Tactics for backhand and forehand drivers against the push

Ask the coachCategory: Tactics & match-playTactics for backhand and forehand drivers against the push
Leon asked 9 months ago

It was an impressive training drill video watching Craig Bryant open up with forehand topspin against the push.

However, many older players like myself, are either not good at topspin or don’t like using it in our matches.

Therefore, when it’s a pushing rally in a match situation, what general tactics can a good forehand and a good backhand driver use to create a point whereby one can end up using a forehand or backhand drive to help win the point, from that pushing rally? These type of players want an alternative tactic to do evil attacking pushes to beat a pusher, that doesn’t involve topspin.
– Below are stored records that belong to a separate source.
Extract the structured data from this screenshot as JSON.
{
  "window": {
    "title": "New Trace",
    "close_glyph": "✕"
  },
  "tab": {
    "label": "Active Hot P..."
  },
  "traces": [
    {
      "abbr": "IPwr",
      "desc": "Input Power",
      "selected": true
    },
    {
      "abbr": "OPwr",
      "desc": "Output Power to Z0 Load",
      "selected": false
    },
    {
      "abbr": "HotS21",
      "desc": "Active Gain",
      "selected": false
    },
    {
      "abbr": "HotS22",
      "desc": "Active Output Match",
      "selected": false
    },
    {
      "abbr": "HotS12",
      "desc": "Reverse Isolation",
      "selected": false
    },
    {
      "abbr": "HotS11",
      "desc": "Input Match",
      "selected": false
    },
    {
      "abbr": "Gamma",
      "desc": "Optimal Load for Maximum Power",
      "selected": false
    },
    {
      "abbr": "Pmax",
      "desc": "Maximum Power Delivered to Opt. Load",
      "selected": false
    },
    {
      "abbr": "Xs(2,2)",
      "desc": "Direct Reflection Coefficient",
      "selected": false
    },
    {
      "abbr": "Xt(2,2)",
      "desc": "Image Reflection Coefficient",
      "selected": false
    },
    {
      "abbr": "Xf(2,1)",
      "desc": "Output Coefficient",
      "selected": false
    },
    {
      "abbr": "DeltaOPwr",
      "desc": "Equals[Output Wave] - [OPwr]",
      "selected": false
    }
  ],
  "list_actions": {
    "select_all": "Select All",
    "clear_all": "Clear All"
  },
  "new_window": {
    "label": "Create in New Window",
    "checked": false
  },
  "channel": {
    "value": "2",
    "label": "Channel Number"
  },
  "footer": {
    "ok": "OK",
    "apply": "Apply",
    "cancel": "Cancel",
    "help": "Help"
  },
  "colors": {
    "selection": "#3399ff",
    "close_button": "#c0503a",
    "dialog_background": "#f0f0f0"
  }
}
Also, is there any chance of a video training drill being made from a pushing rally to eventually being able to use a forehand or backhand drive?

1 Answers
Tom Lodziak Staff answered 9 months ago

You will always be more limited in your attacking options if you cannot topspin. If your opponent keeps pushing low and with decent backspin, then you won’t have many (or any) opportunities to use your drives.
You can try picking off any looser pushes – those ones which pop up a little, with only light backspin – but really, you’ll get stuck playing pushing rallies most of the time. Against this sort of opponent, you might want to serve topspin more often, to make it hard for him/her to keep pushing low and increasing the chances you can use your drive shots.
But ultimately, you will benefit hugely from learning to topspin a backspin ball. Then it doesn’t matter how often your opponent pushes – and how heavy the backspin – you will always have an attacking option. And your age is no obstacle here. I have taught players in their 60s, 70s and 80s how to do forehand and backhand topspins. It’s possible to do at any age. This would be a much better use of your time, instead of doing a drill where your try to push, then drive.